4. Set up policies to follow during an emergency.
- Set up policies for non-penalized staff leave for personal illness or care for sick family members during a pandemic flu or other infectious disease pandemic.
- Set up mandatory sick-leave policies for staff suspected to be ill, or who become ill at the worksite. Employees should remain at home until their symptoms resolve and they are physically ready to return to duty.
- Set up policies for flexible work hours and working from home in emergencies.
- Evaluate your organization's usual activities and services (including rites and religious practices if applicable) to identify those that may facilitate infectious disease spread from person to person. Set up policies to modify these activities to prevent the spread of disease (e.g. guidance for respiratory hygiene and cough etiquette, and instructions for persons with symptoms to stay home rather than visit in person.)
- Follow CDC travel recommendations during an influenza pandemic or other infectious disease emergency. Recommendations may include restricting travel to affected domestic and international sites, recalling non-essential staff working in or near an affected site when an outbreak begins, and distributing health information to persons who are returning from affected areas.
- Set procedures for activating your organization's response plan when an influenza pandemic is declared by public health authorities and altering your organization's operations accordingly.
5. Allocate resources to protect your staff, members, and persons in the communities that you serve during a pandemic.
- Determine the amount of supplies needed to promote respiratory hygiene and cough etiquette and how they will be obtained.
- Consider focusing your organization's efforts during a pandemic to providing services that are most needed during the emergency (e.g. mental/spiritual health or social services).
6. Coordinate with external organizations and help your community.
- Understand the roles of federal, state, and local public health agencies and emergency responders and what to expect and what not to expect from each in the event of a pandemic.
- Work with local and/or state public health agencies, emergency responders, local healthcare facilities and insurers to understand their plans and what they can provide, share about your preparedness and response plan and what your organization is able to contribute, and take part in their planning.
- Assign a point of contact to maximize communication between your organization and your state and local public health systems. Coordinate with emergency responders and local healthcare facilities to improve availability of medical advice and timely/urgent healthcare services and treatment for your staff, members, and persons in the communities that you serve.
- Share what you've learned from developing your preparedness and response plan with other Faith-Based and Community Organizations to improve community response efforts. Work together with other Faith-Based and Community Organizations in your local area and through networks (e.g. denominations, associations, etc) to help your communities prepare for pandemic influenza.

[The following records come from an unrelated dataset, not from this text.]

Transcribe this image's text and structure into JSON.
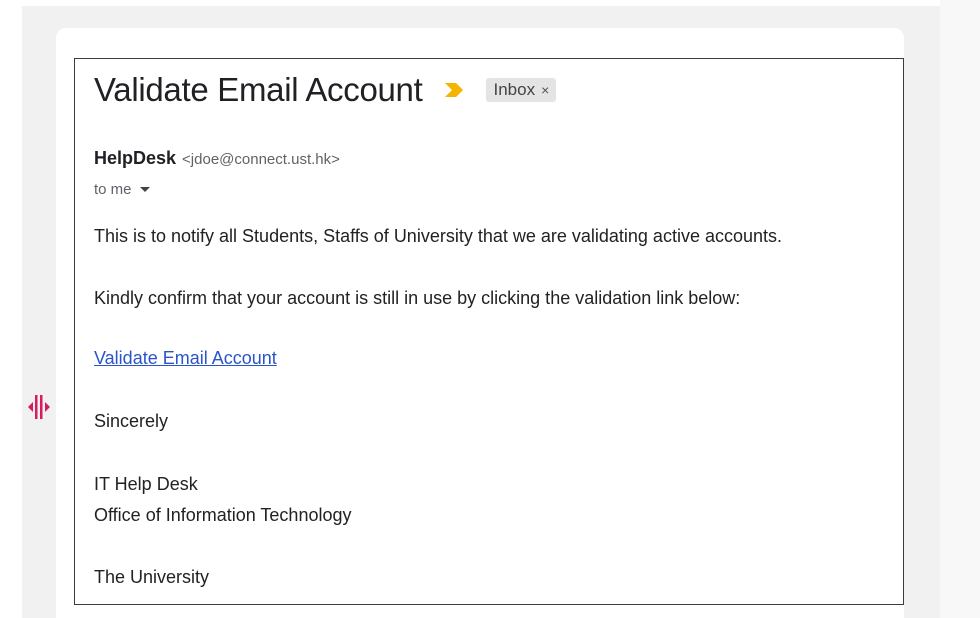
{
  "email": {
    "subject": "Validate Email Account",
    "label": "Inbox",
    "label_close": "×",
    "sender_name": "HelpDesk",
    "sender_email": "<jdoe@connect.ust.hk>",
    "recipient": "to me",
    "body": {
      "line1": "This is to notify all Students, Staffs of  University that we are validating active accounts.",
      "line2": "Kindly confirm that your account is still in use by clicking the validation link below:",
      "link_text": "Validate Email Account",
      "closing": "Sincerely",
      "signature_line1": "IT Help Desk",
      "signature_line2": "Office of Information Technology",
      "signature_line3": "The University"
    }
  },
  "icons": {
    "importance": "importance-marker-icon",
    "resize": "resize-handle-icon",
    "dropdown": "chevron-down-icon"
  },
  "colors": {
    "importance": "#f4b400",
    "link": "#2a55c8",
    "resize_handle": "#d81b60",
    "frame_border": "#3c3c3c"
  }
}
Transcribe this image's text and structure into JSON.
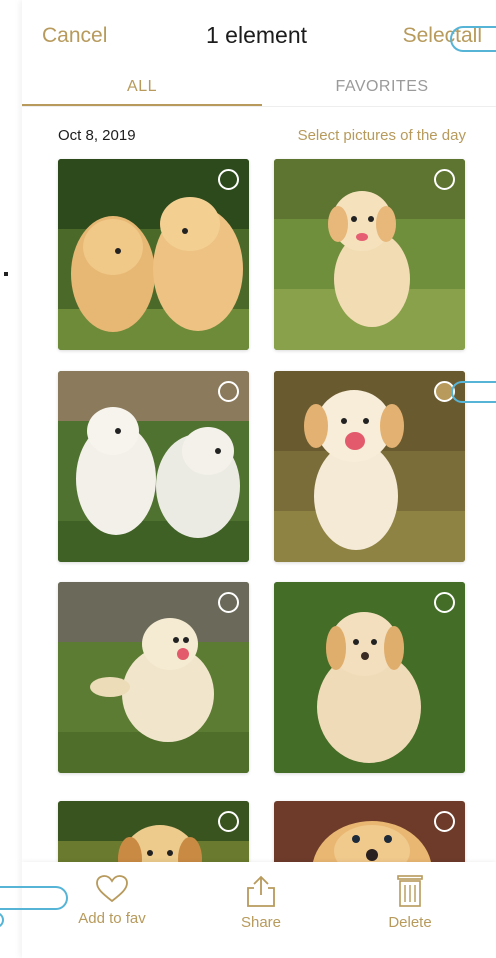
{
  "header": {
    "cancel_label": "Cancel",
    "title": "1 element",
    "select_all_prefix": "Select",
    "select_all_suffix": "all"
  },
  "tabs": [
    {
      "label": "ALL",
      "active": true
    },
    {
      "label": "FAVORITES",
      "active": false
    }
  ],
  "gallery": {
    "date": "Oct 8, 2019",
    "day_link": "Select pictures of the day",
    "photos": [
      {
        "name": "two puppies running",
        "selected": false
      },
      {
        "name": "puppy walking on grass",
        "selected": false
      },
      {
        "name": "two white puppies",
        "selected": false
      },
      {
        "name": "puppy running toward camera",
        "selected": true
      },
      {
        "name": "puppy jumping",
        "selected": false
      },
      {
        "name": "puppy sitting on grass",
        "selected": false
      },
      {
        "name": "puppy portrait",
        "selected": false
      },
      {
        "name": "puppy close-up",
        "selected": false
      }
    ]
  },
  "bottom_bar": {
    "add_fav_label": "Add to fav",
    "share_label": "Share",
    "delete_label": "Delete"
  },
  "icons": [
    "heart-icon",
    "share-icon",
    "trash-icon",
    "checkbox-icon"
  ],
  "colors": {
    "accent": "#b79a5c",
    "callout": "#56b4d6",
    "text": "#1c1c1c"
  }
}
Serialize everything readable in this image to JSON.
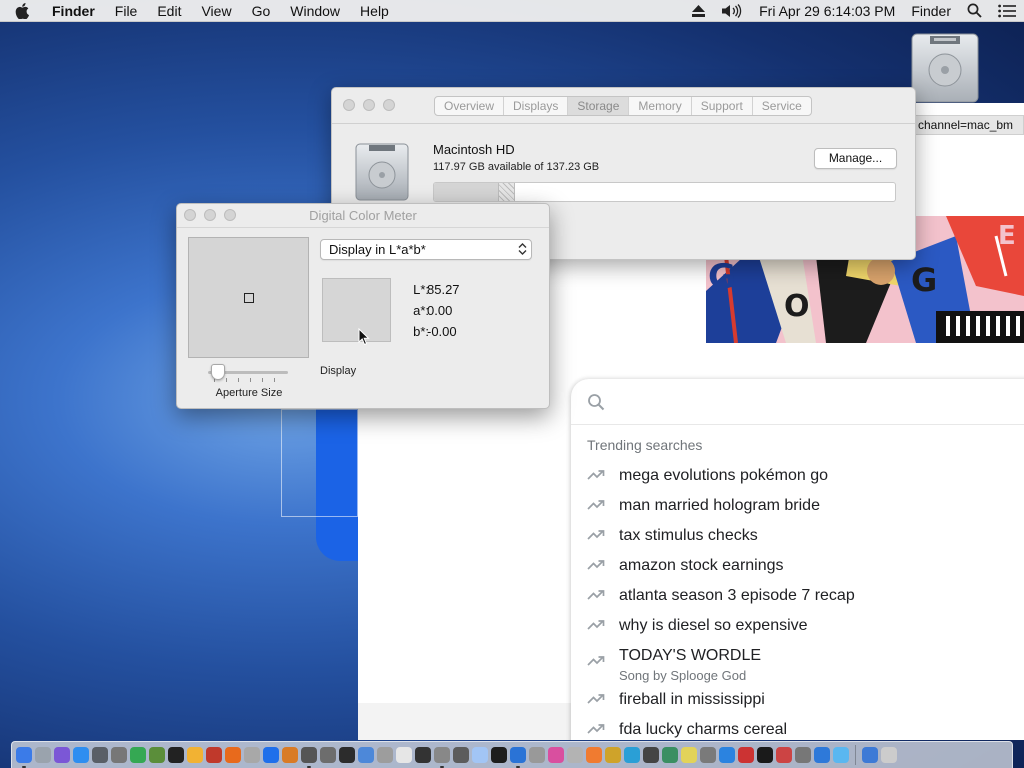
{
  "menubar": {
    "app_name": "Finder",
    "items": [
      "File",
      "Edit",
      "View",
      "Go",
      "Window",
      "Help"
    ],
    "datetime": "Fri Apr 29  6:14:03 PM",
    "right_app": "Finder"
  },
  "about_window": {
    "tabs": [
      "Overview",
      "Displays",
      "Storage",
      "Memory",
      "Support",
      "Service"
    ],
    "active_tab": "Storage",
    "disk_name": "Macintosh HD",
    "disk_available": "117.97 GB available of 137.23 GB",
    "manage_label": "Manage...",
    "used_fraction": 0.14
  },
  "color_meter": {
    "title": "Digital Color Meter",
    "display_mode": "Display in L*a*b*",
    "values": [
      {
        "key": "L*:",
        "value": "85.27"
      },
      {
        "key": "a*:",
        "value": "0.00"
      },
      {
        "key": "b*:",
        "value": "-0.00"
      }
    ],
    "aperture_label": "Aperture Size",
    "display_label": "Display",
    "swatch_color": "#d6d6d6"
  },
  "browser": {
    "url_fragment": "channel=mac_bm",
    "trending_title": "Trending searches",
    "trends": [
      {
        "text": "mega evolutions pokémon go"
      },
      {
        "text": "man married hologram bride"
      },
      {
        "text": "tax stimulus checks"
      },
      {
        "text": "amazon stock earnings"
      },
      {
        "text": "atlanta season 3 episode 7 recap"
      },
      {
        "text": "why is diesel so expensive"
      },
      {
        "text": "TODAY'S WORDLE",
        "sub": "Song by Splooge God"
      },
      {
        "text": "fireball in mississippi"
      },
      {
        "text": "fda lucky charms cereal"
      }
    ]
  },
  "colors": {
    "accent_blue": "#1b63e6",
    "window_bg": "#ececec",
    "trend_text": "#202124",
    "muted_text": "#70757a"
  }
}
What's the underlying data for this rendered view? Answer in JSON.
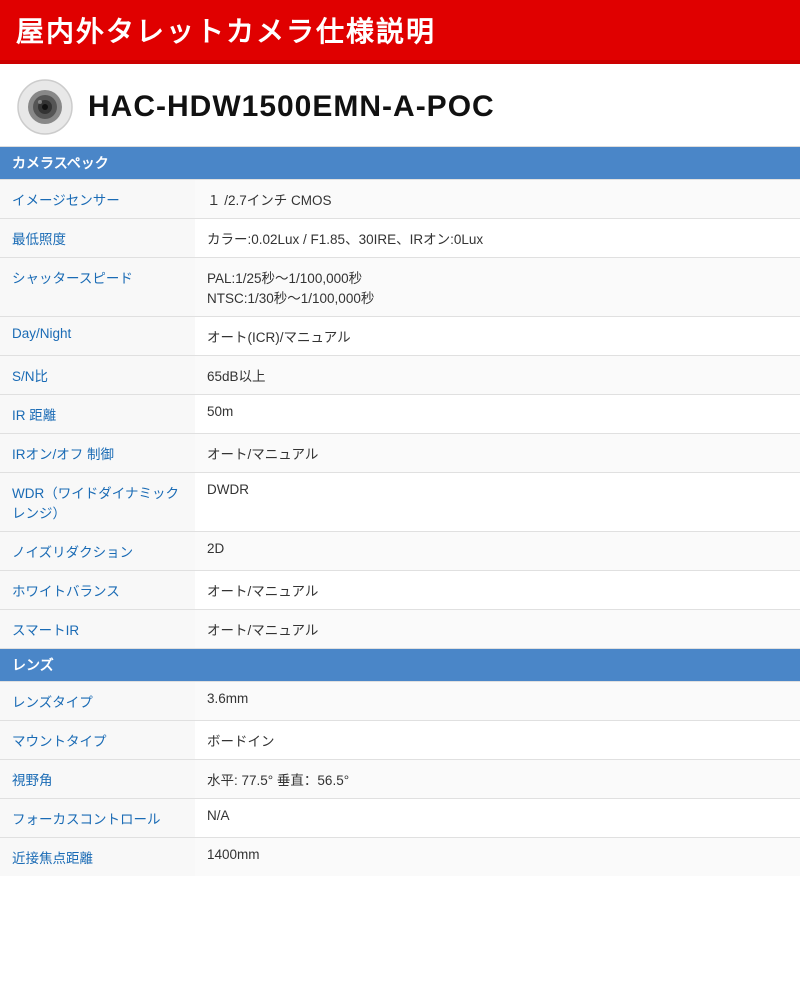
{
  "header": {
    "title": "屋内外タレットカメラ仕様説明"
  },
  "model": {
    "name": "HAC-HDW1500EMN-A-POC",
    "icon_label": "camera-icon"
  },
  "sections": [
    {
      "id": "camera-spec",
      "header": "カメラスペック",
      "rows": [
        {
          "label": "イメージセンサー",
          "value": "１ /2.7インチ CMOS"
        },
        {
          "label": "最低照度",
          "value": "カラー:0.02Lux / F1.85、30IRE、IRオン:0Lux"
        },
        {
          "label": "シャッタースピード",
          "value": "PAL:1/25秒〜1/100,000秒\nNTSC:1/30秒〜1/100,000秒"
        },
        {
          "label": "Day/Night",
          "value": "オート(ICR)/マニュアル"
        },
        {
          "label": "S/N比",
          "value": "65dB以上"
        },
        {
          "label": "IR 距離",
          "value": "50m"
        },
        {
          "label": "IRオン/オフ 制御",
          "value": "オート/マニュアル"
        },
        {
          "label": "WDR（ワイドダイナミックレンジ）",
          "value": "DWDR"
        },
        {
          "label": "ノイズリダクション",
          "value": "2D"
        },
        {
          "label": "ホワイトバランス",
          "value": "オート/マニュアル"
        },
        {
          "label": "スマートIR",
          "value": "オート/マニュアル"
        }
      ]
    },
    {
      "id": "lens",
      "header": "レンズ",
      "rows": [
        {
          "label": "レンズタイプ",
          "value": "3.6mm"
        },
        {
          "label": "マウントタイプ",
          "value": "ボードイン"
        },
        {
          "label": "視野角",
          "value": "水平: 77.5°  垂直：56.5°"
        },
        {
          "label": "フォーカスコントロール",
          "value": "N/A"
        },
        {
          "label": "近接焦点距離",
          "value": "1400mm"
        }
      ]
    }
  ]
}
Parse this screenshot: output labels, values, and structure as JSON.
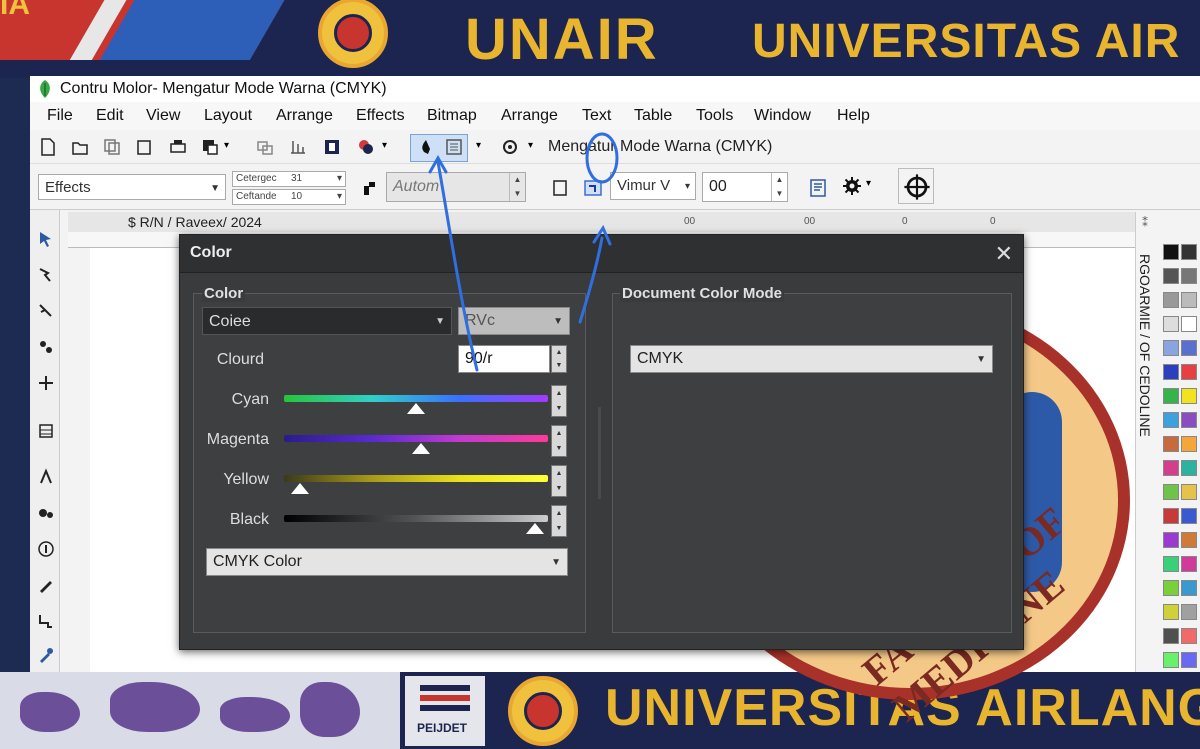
{
  "banner": {
    "left_text": "IA",
    "title_short": "UNAIR",
    "title_long": "UNIVERSITAS AIR",
    "bottom_badge_label": "PEIJDET",
    "bottom_title": "UNIVERSITAS AIRLANG"
  },
  "seal_text": "FACULTY OF MEDICINE",
  "app": {
    "title": "Contru Molor- Mengatur Mode Warna (CMYK)",
    "menu": [
      "File",
      "Edit",
      "View",
      "Layout",
      "Arrange",
      "Effects",
      "Bitmap",
      "Arrange",
      "Text",
      "Table",
      "Tools",
      "Window",
      "Help"
    ],
    "toolbar_title": "Mengatur Mode Warna (CMYK)",
    "effects_combo": "Effects",
    "small_field_1_label": "Cetergec",
    "small_field_1_value": "31",
    "small_field_2_label": "Ceftande",
    "small_field_2_value": "10",
    "font_field": "Autom",
    "vimur_combo": "Vimur V",
    "number_field": "00",
    "doc_tab": "$ R/N / Raveex/ 2024",
    "ruler_labels": [
      "00",
      "00",
      "0",
      "0"
    ],
    "docker_text": "RGOARMIE / OF CEDOLINE"
  },
  "palette_colors": [
    "#111111",
    "#333333",
    "#555555",
    "#777777",
    "#999999",
    "#bbbbbb",
    "#dddddd",
    "#ffffff",
    "#8aa4e0",
    "#5a6fd0",
    "#2c3fbf",
    "#e64040",
    "#38b24a",
    "#f2e21f",
    "#3ea0dd",
    "#8a4cc0",
    "#c86a40",
    "#f4a63a",
    "#d43f8d",
    "#2bb3a0",
    "#6fc24a",
    "#e6c24a",
    "#c83a3a",
    "#3a5ad0",
    "#9a3ad0",
    "#d07a3a",
    "#3ad07a",
    "#d03a9a",
    "#7ad03a",
    "#3a9ad0",
    "#d0d03a",
    "#a0a0a0",
    "#505050",
    "#f06a6a",
    "#6af06a",
    "#6a6af0"
  ],
  "dialog": {
    "title": "Color",
    "close": "✕",
    "left_group_label": "Color",
    "color_combo": "Coiee",
    "model_combo": "RVc",
    "count_label": "Clourd",
    "count_value": "90/r",
    "channels": [
      {
        "label": "Cyan",
        "value": 0.5
      },
      {
        "label": "Magenta",
        "value": 0.52
      },
      {
        "label": "Yellow",
        "value": 0.06
      },
      {
        "label": "Black",
        "value": 0.95
      }
    ],
    "mode_combo": "CMYK Color",
    "right_group_label": "Document Color Mode",
    "doc_mode_combo": "CMYK"
  },
  "colors": {
    "banner_navy": "#1b2550",
    "banner_gold": "#e9b52f",
    "dialog_bg": "#3a3b3c",
    "annotation_blue": "#2f6fe0"
  }
}
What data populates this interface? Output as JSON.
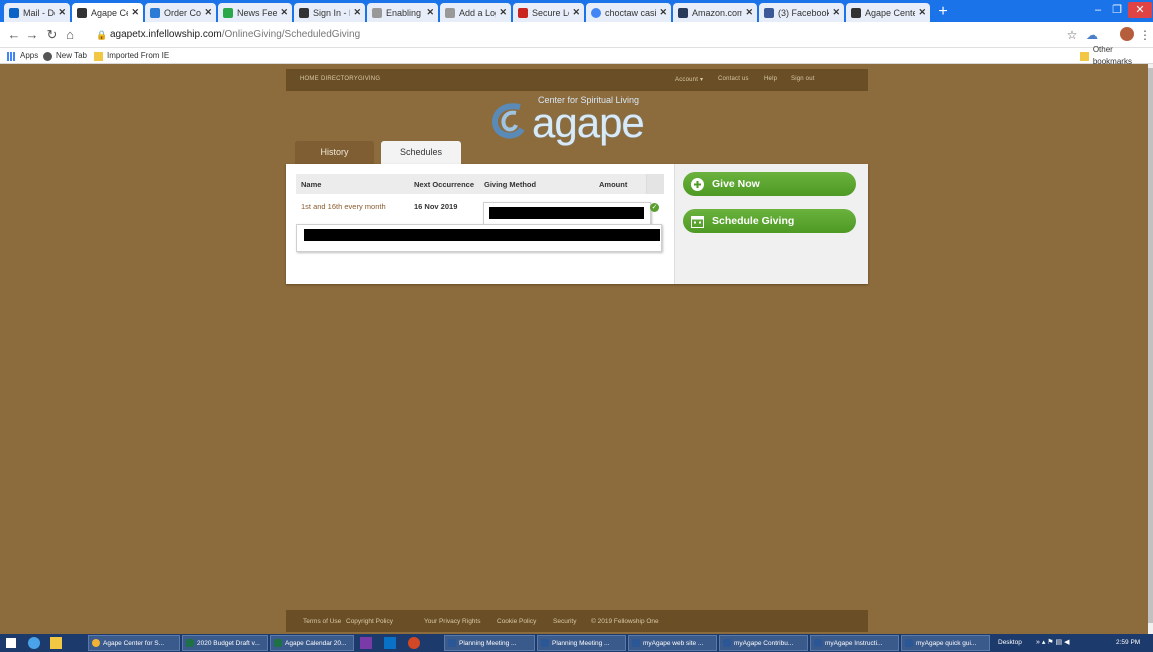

Illinois Department of Public Health Faith-Based Emergency Preparedness Initiative
Visit PandemicFlu.org's Community Planning site for more information and resources.